Stored data entries
══════════════════════════════

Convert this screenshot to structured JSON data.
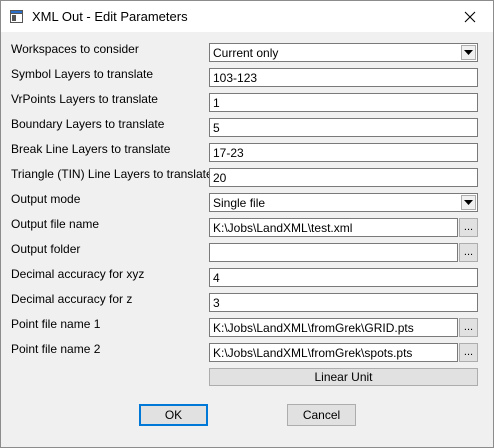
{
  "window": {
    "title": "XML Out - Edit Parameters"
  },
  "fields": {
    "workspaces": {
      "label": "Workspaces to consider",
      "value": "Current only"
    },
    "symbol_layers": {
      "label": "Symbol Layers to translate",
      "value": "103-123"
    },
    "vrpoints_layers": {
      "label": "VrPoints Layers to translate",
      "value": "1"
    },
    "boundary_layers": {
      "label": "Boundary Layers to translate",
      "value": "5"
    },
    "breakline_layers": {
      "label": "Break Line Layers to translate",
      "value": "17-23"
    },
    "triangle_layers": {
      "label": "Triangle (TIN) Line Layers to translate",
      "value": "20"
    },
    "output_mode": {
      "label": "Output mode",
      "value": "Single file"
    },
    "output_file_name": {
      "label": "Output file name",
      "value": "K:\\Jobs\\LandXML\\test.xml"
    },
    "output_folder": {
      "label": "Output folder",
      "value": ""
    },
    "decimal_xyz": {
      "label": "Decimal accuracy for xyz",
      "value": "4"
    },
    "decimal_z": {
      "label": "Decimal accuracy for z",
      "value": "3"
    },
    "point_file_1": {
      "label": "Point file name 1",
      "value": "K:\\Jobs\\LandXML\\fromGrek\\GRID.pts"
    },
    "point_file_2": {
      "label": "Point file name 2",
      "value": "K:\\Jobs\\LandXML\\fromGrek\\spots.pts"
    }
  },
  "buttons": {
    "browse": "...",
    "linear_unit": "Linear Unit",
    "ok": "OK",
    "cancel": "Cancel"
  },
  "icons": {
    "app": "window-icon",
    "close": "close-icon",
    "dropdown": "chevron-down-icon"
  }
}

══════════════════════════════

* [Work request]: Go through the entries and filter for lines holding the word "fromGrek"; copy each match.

* [Expected answer]:
      "value": "K:\\Jobs\\LandXML\\fromGrek\\GRID.pts"
      "value": "K:\\Jobs\\LandXML\\fromGrek\\spots.pts"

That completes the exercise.